Aung Sitt Naing is 5 years old and has recently begun Kindergarten. Aung Sitt’s mother had been suffering MDR-TB for some time and thus he was put into the care of his mother’s friend. Since hospitalization, his mother has sadly passed away. The host family, upon learning of the Aung Sitt’s HIV, refused to continue caring for him. With no other known family, relatives, or close family friends, the child has been warmly welcomed into the Home.
Aged 11, Phoe Pyae will this year attend his first year of school and enter Kindergarten. His HIV positive older sister left him and is pregnant with her second child having moved to another township, and his father is a chronic alcoholic. As a result of Phoe Pyae’s dislocated and essentially homeless status and his medical condition (HIV) he has been welcomed into the Home. MAM strives to give him all the support he needs, despite his late start in life.
Kyaw Zin Latt
Kyaw Zin is attending Grade-5 at school. His one remaining adult direct relative – his aunty – is diabetic and suffers hypertension, furthermore, she lives a long way from the clinic, limiting his ability to attend as regularly as is requested by MAM doctors. His father died when Kyaw Zinn was 4 years old, and his mother when he was 7.
Chan Chan’s mother died as a result of her HIV status, and his next carer, his grandma, also recently passed away. His two aunties promised to take care of him but sadly failed in their duties, as a result he began to regularly miss appointments and failed to conform to his ART regimen.
It is with great sadness that we report the sudden passing of the original carer / ’mother’, Mrs Myint Tin. In April, at 43 years of age she died suddenly from a stroke. To replace Myint Tin, Yin Yin Cho joined the Home on 9th May. She is a 42 year-old widow from Bago division. Her one child died at the age of seven months.
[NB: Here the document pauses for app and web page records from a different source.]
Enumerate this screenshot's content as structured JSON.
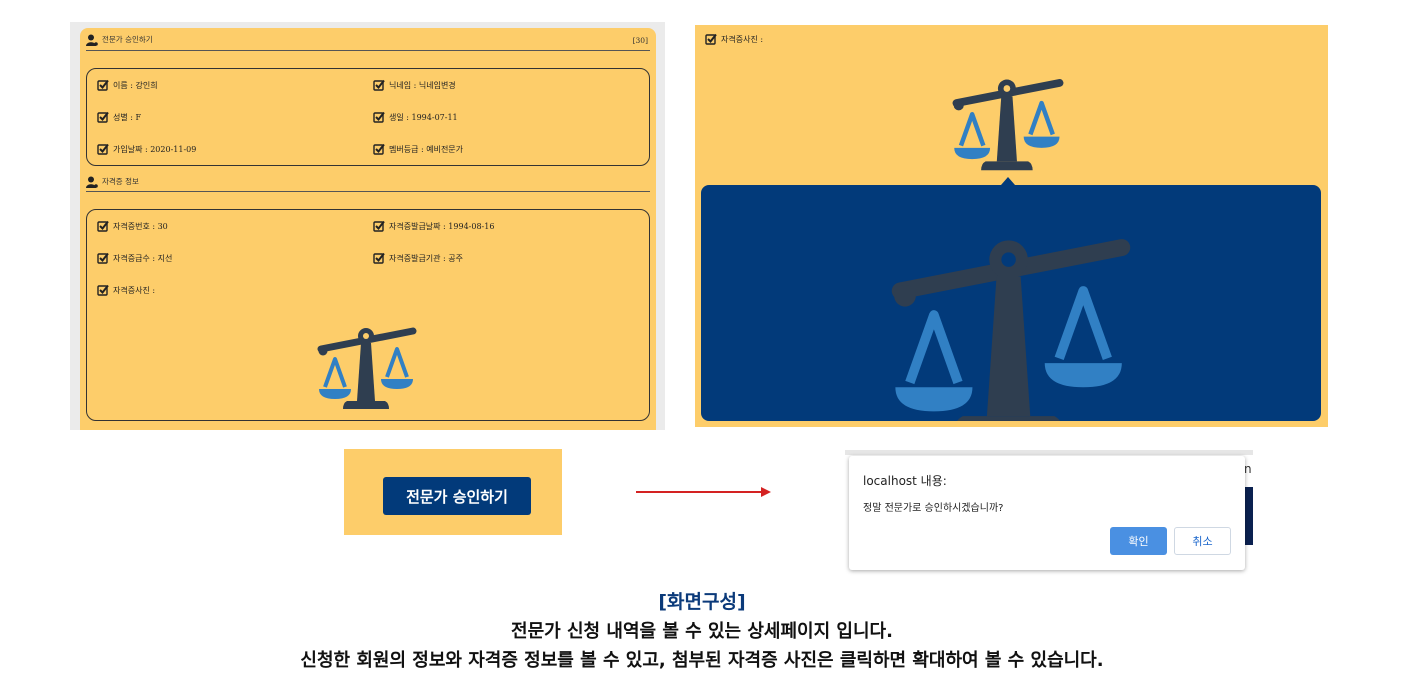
{
  "left": {
    "member_section": {
      "title": "전문가 승인하기",
      "count": "[30]",
      "fields": [
        {
          "label": "이름 : 강인희"
        },
        {
          "label": "닉네임 : 닉네임변경"
        },
        {
          "label": "성별 : F"
        },
        {
          "label": "생일 : 1994-07-11"
        },
        {
          "label": "가입날짜 : 2020-11-09"
        },
        {
          "label": "멤버등급 : 예비전문가"
        }
      ]
    },
    "cert_section": {
      "title": "자격증 정보",
      "fields": [
        {
          "label": "자격증번호 : 30"
        },
        {
          "label": "자격증발급날짜 : 1994-08-16"
        },
        {
          "label": "자격증급수 : 지선"
        },
        {
          "label": "자격증발급기관 : 공주"
        },
        {
          "label": "자격증사진 :"
        }
      ]
    }
  },
  "right": {
    "label": "자격증사진 :"
  },
  "approve_button": {
    "label": "전문가 승인하기"
  },
  "dialog": {
    "title": "localhost 내용:",
    "message": "정말 전문가로 승인하시겠습니까?",
    "ok": "확인",
    "cancel": "취소",
    "background_letter": "n"
  },
  "caption": {
    "title": "[화면구성]",
    "line1": "전문가 신청 내역을 볼 수 있는 상세페이지 입니다.",
    "line2": "신청한 회원의 정보와 자격증 정보를 볼 수 있고, 첨부된 자격증 사진은 클릭하면 확대하여 볼 수 있습니다."
  },
  "colors": {
    "panel_yellow": "#fdcd6a",
    "navy": "#023a7a",
    "arrow_red": "#d42222",
    "scale_dark": "#2f3e50",
    "scale_blue": "#3180c4",
    "dialog_blue": "#4a90e2"
  },
  "icons": [
    "person-icon",
    "checkbox-icon",
    "scales-of-justice-icon",
    "arrow-right-icon"
  ]
}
She is a patient person, has proved herself as an excellent cook, and has so far given great help to the children with their homework and non-formal education. She is now coming to the end of her orientation and we are delighted to welcome her to the team.
The orphanage also has a caretaker, Saw Maung Maung Soe. His duties include maintaining the garden, generator, the solar power system, and the water pump. He is responsible for the good maintenance and tidiness of all outside areas and the integrity of the building. He also supports the ‘mother’ where needed, and sometimes helps to deliver the children to school. Most importantly, he is the round-the-clock security guard. He continues to serve the Home since he was recruited when the Home opened in 2016.
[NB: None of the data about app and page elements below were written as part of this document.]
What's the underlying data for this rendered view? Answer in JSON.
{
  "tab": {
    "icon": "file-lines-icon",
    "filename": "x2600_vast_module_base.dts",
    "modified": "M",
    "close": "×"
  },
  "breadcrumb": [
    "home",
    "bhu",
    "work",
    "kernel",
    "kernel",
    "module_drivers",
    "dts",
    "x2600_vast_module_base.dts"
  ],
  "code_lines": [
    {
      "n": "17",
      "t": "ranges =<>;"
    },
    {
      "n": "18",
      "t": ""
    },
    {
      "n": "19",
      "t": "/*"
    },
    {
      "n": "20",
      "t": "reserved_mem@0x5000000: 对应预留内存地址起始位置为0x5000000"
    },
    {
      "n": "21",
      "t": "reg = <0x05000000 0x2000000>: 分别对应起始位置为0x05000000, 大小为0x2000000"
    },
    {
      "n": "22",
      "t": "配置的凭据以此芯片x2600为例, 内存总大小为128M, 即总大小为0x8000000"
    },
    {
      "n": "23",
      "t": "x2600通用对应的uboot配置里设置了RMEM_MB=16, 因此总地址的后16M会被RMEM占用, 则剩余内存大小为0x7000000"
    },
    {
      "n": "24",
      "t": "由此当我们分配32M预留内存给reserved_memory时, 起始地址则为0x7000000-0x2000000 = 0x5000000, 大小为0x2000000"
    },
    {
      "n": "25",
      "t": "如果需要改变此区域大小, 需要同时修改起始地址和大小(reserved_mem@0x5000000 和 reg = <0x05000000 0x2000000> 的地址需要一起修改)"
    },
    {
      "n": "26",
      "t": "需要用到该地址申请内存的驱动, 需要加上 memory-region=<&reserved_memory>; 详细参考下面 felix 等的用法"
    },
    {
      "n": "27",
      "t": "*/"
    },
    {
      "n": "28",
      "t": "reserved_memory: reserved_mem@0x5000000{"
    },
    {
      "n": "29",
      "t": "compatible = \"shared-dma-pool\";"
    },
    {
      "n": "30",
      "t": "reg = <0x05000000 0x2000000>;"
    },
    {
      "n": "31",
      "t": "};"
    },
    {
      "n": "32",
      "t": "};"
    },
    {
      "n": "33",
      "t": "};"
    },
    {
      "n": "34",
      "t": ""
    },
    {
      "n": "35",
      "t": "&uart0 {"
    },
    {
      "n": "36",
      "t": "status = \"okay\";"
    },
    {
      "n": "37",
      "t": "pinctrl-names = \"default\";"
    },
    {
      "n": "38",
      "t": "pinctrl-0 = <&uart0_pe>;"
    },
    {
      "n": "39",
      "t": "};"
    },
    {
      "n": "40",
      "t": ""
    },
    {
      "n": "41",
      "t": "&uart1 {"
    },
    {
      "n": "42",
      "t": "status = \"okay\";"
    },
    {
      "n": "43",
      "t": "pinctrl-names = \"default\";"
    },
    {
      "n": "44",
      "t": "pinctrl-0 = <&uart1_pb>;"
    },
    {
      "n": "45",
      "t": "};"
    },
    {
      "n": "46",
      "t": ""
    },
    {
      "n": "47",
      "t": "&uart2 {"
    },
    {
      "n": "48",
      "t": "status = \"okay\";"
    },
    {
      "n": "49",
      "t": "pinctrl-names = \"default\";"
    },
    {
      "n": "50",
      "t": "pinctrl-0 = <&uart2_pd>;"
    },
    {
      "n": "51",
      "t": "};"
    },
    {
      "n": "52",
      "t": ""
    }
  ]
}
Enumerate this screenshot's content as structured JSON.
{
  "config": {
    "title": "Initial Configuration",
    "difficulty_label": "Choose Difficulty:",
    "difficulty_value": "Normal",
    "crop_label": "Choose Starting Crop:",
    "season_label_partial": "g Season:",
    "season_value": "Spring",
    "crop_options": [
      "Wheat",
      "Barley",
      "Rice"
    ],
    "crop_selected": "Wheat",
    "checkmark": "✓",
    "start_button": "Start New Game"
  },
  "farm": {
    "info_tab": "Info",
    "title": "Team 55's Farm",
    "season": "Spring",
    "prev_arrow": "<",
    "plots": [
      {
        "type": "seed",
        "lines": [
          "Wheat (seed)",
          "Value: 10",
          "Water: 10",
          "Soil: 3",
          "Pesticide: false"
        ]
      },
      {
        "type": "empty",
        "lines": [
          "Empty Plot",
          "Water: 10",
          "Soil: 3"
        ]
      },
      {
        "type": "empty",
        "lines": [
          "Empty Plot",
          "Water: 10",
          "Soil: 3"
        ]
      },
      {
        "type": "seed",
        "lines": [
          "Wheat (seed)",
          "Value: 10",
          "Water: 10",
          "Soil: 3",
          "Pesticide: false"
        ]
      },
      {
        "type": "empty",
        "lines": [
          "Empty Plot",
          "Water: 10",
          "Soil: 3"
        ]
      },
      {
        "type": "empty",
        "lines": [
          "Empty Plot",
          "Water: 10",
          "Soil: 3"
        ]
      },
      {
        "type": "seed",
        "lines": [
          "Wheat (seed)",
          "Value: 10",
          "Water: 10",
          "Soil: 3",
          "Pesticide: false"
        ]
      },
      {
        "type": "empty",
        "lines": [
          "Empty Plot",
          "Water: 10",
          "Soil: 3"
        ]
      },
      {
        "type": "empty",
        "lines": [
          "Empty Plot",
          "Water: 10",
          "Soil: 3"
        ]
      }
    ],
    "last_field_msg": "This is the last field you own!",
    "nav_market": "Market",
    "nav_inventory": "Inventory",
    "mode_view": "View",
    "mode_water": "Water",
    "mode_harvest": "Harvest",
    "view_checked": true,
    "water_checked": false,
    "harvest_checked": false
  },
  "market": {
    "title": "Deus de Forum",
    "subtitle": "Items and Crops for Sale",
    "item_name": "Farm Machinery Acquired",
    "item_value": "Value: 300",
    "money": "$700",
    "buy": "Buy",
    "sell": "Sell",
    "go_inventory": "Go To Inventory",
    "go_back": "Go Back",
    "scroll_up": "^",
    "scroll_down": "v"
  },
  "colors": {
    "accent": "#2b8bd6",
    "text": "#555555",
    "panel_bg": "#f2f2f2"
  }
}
As a result of the currently low recruitment rate of children to-date, we have managed to run the Home more efficiently than we originally envisaged. This has resulted in lower expenditures than budgeted.
By employing an HIV positive caretaker and mother both receiving ART, MAM is completing a holistic care opportunity for these patients. Thus, not only is the new Children’s Home a fantastic new tool at the disposal of MAM clinicians to ensure good ART adherence amongst complex and high-need child patients, but it is also a safe employment opportunity and routine-supportive environment for adult HIV patients with high HIV empathy levels.
The impact we have on the lives of the residents is clear: the children receiving the care of the mother, and benefiting from this fantastic new environment gives them the strong routine and opportunities that they need and crave respectively. We look forward to maintaining and improving the Home further. To maintain the Home’s strong positive impact, MAM remains committed to ensuring only the most in need children with no other care option receive its support. Growth of the home’s number of residents is not something that should be forced. The building and site have the capacity to house over double the residents there currently with little impact on the quality of life achieved / care given, though this would require extra staff, and further recruitment is something we will consider on a needs-basis.